### WHAT IS REQUIRED
Lines below containing the word "Code" should be copied out.

### DATA UNDER STUDY

<<<<

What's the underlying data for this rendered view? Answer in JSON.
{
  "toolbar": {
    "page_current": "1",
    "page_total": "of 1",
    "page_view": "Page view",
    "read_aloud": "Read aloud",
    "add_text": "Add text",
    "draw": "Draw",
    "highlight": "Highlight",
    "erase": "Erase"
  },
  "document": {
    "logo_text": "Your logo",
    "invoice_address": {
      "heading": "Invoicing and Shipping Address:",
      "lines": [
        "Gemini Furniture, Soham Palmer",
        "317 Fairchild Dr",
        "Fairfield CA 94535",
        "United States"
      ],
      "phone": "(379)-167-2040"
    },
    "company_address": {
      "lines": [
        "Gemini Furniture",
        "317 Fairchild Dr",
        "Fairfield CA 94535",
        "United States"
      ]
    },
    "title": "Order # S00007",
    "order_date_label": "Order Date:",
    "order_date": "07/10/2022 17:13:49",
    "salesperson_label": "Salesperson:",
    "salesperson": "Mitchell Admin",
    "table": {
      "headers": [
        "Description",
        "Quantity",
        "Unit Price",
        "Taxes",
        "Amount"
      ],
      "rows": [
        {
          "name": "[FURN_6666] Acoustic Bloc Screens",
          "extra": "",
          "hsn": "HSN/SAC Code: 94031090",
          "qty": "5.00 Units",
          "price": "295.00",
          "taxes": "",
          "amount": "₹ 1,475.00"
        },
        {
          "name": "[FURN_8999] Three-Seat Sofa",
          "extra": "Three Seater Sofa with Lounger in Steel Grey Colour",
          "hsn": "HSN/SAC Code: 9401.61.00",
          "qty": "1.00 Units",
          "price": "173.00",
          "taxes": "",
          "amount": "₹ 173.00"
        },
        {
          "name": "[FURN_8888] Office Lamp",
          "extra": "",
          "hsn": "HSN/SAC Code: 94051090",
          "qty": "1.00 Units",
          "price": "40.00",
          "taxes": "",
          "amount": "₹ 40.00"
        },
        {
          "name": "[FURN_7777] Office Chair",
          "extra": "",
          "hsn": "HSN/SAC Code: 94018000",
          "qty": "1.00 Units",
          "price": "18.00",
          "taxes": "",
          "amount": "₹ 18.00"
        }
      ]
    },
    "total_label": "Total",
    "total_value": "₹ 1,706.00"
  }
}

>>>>

### ANSWER TO THE EXERCISE
          "hsn": "HSN/SAC Code: 94031090",
          "hsn": "HSN/SAC Code: 9401.61.00",
          "hsn": "HSN/SAC Code: 94051090",
          "hsn": "HSN/SAC Code: 94018000",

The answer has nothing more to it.